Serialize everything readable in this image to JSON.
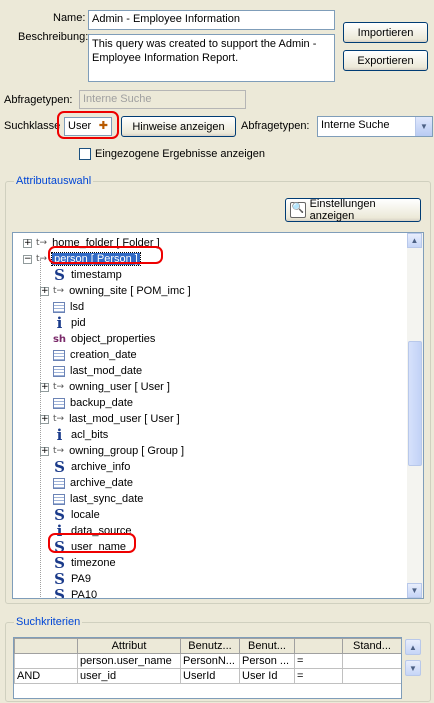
{
  "form": {
    "name_label": "Name:",
    "name_value": "Admin - Employee Information",
    "desc_label": "Beschreibung:",
    "desc_value": "This query was created to support the Admin - Employee Information Report.",
    "import_button": "Importieren",
    "export_button": "Exportieren",
    "abfragetypen_label": "Abfragetypen:",
    "abfragetypen_value": "Interne Suche",
    "suchklasse_label": "Suchklasse",
    "suchklasse_value": "User",
    "hints_button": "Hinweise anzeigen",
    "abfragetypen2_label": "Abfragetypen:",
    "abfragetypen2_value": "Interne Suche",
    "checkbox_label": "Eingezogene Ergebnisse anzeigen"
  },
  "attr": {
    "group_title": "Attributauswahl",
    "settings_button": "Einstellungen anzeigen",
    "tree": [
      {
        "label": "home_folder [ Folder ]",
        "icon": "relation",
        "expander": "+",
        "level": 0
      },
      {
        "label": "person [ Person ]",
        "icon": "relation",
        "expander": "-",
        "level": 0,
        "selected": true
      },
      {
        "label": "timestamp",
        "icon": "string",
        "level": 1
      },
      {
        "label": "owning_site [ POM_imc ]",
        "icon": "relation",
        "expander": "+",
        "level": 1
      },
      {
        "label": "lsd",
        "icon": "date",
        "level": 1
      },
      {
        "label": "pid",
        "icon": "integer",
        "level": 1
      },
      {
        "label": "object_properties",
        "icon": "short",
        "level": 1
      },
      {
        "label": "creation_date",
        "icon": "date",
        "level": 1
      },
      {
        "label": "last_mod_date",
        "icon": "date",
        "level": 1
      },
      {
        "label": "owning_user [ User ]",
        "icon": "relation",
        "expander": "+",
        "level": 1
      },
      {
        "label": "backup_date",
        "icon": "date",
        "level": 1
      },
      {
        "label": "last_mod_user [ User ]",
        "icon": "relation",
        "expander": "+",
        "level": 1
      },
      {
        "label": "acl_bits",
        "icon": "integer",
        "level": 1
      },
      {
        "label": "owning_group [ Group ]",
        "icon": "relation",
        "expander": "+",
        "level": 1
      },
      {
        "label": "archive_info",
        "icon": "string",
        "level": 1
      },
      {
        "label": "archive_date",
        "icon": "date",
        "level": 1
      },
      {
        "label": "last_sync_date",
        "icon": "date",
        "level": 1
      },
      {
        "label": "locale",
        "icon": "string",
        "level": 1
      },
      {
        "label": "data_source",
        "icon": "integer",
        "level": 1
      },
      {
        "label": "user_name",
        "icon": "string",
        "level": 1
      },
      {
        "label": "timezone",
        "icon": "string",
        "level": 1
      },
      {
        "label": "PA9",
        "icon": "string",
        "level": 1
      },
      {
        "label": "PA10",
        "icon": "string",
        "level": 1
      }
    ]
  },
  "criteria": {
    "group_title": "Suchkriterien",
    "columns": [
      "",
      "Attribut",
      "Benutz...",
      "Benut...",
      "",
      "Stand..."
    ],
    "rows": [
      [
        "",
        "person.user_name",
        "PersonN...",
        "Person ...",
        "=",
        ""
      ],
      [
        "AND",
        "user_id",
        "UserId",
        "User Id",
        "=",
        ""
      ]
    ]
  }
}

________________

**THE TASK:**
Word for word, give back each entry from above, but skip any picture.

**RESPONSE:**
Serialize everything readable in this image to JSON.
{
  "form": {
    "name_label": "Name:",
    "name_value": "Admin - Employee Information",
    "desc_label": "Beschreibung:",
    "desc_value": "This query was created to support the Admin - Employee Information Report.",
    "import_button": "Importieren",
    "export_button": "Exportieren",
    "abfragetypen_label": "Abfragetypen:",
    "abfragetypen_value": "Interne Suche",
    "suchklasse_label": "Suchklasse",
    "suchklasse_value": "User",
    "hints_button": "Hinweise anzeigen",
    "abfragetypen2_label": "Abfragetypen:",
    "abfragetypen2_value": "Interne Suche",
    "checkbox_label": "Eingezogene Ergebnisse anzeigen"
  },
  "attr": {
    "group_title": "Attributauswahl",
    "settings_button": "Einstellungen anzeigen",
    "tree": [
      {
        "label": "home_folder [ Folder ]",
        "icon": "relation",
        "expander": "+",
        "level": 0
      },
      {
        "label": "person [ Person ]",
        "icon": "relation",
        "expander": "-",
        "level": 0,
        "selected": true
      },
      {
        "label": "timestamp",
        "icon": "string",
        "level": 1
      },
      {
        "label": "owning_site [ POM_imc ]",
        "icon": "relation",
        "expander": "+",
        "level": 1
      },
      {
        "label": "lsd",
        "icon": "date",
        "level": 1
      },
      {
        "label": "pid",
        "icon": "integer",
        "level": 1
      },
      {
        "label": "object_properties",
        "icon": "short",
        "level": 1
      },
      {
        "label": "creation_date",
        "icon": "date",
        "level": 1
      },
      {
        "label": "last_mod_date",
        "icon": "date",
        "level": 1
      },
      {
        "label": "owning_user [ User ]",
        "icon": "relation",
        "expander": "+",
        "level": 1
      },
      {
        "label": "backup_date",
        "icon": "date",
        "level": 1
      },
      {
        "label": "last_mod_user [ User ]",
        "icon": "relation",
        "expander": "+",
        "level": 1
      },
      {
        "label": "acl_bits",
        "icon": "integer",
        "level": 1
      },
      {
        "label": "owning_group [ Group ]",
        "icon": "relation",
        "expander": "+",
        "level": 1
      },
      {
        "label": "archive_info",
        "icon": "string",
        "level": 1
      },
      {
        "label": "archive_date",
        "icon": "date",
        "level": 1
      },
      {
        "label": "last_sync_date",
        "icon": "date",
        "level": 1
      },
      {
        "label": "locale",
        "icon": "string",
        "level": 1
      },
      {
        "label": "data_source",
        "icon": "integer",
        "level": 1
      },
      {
        "label": "user_name",
        "icon": "string",
        "level": 1
      },
      {
        "label": "timezone",
        "icon": "string",
        "level": 1
      },
      {
        "label": "PA9",
        "icon": "string",
        "level": 1
      },
      {
        "label": "PA10",
        "icon": "string",
        "level": 1
      }
    ]
  },
  "criteria": {
    "group_title": "Suchkriterien",
    "columns": [
      "",
      "Attribut",
      "Benutz...",
      "Benut...",
      "",
      "Stand..."
    ],
    "rows": [
      [
        "",
        "person.user_name",
        "PersonN...",
        "Person ...",
        "=",
        ""
      ],
      [
        "AND",
        "user_id",
        "UserId",
        "User Id",
        "=",
        ""
      ]
    ]
  }
}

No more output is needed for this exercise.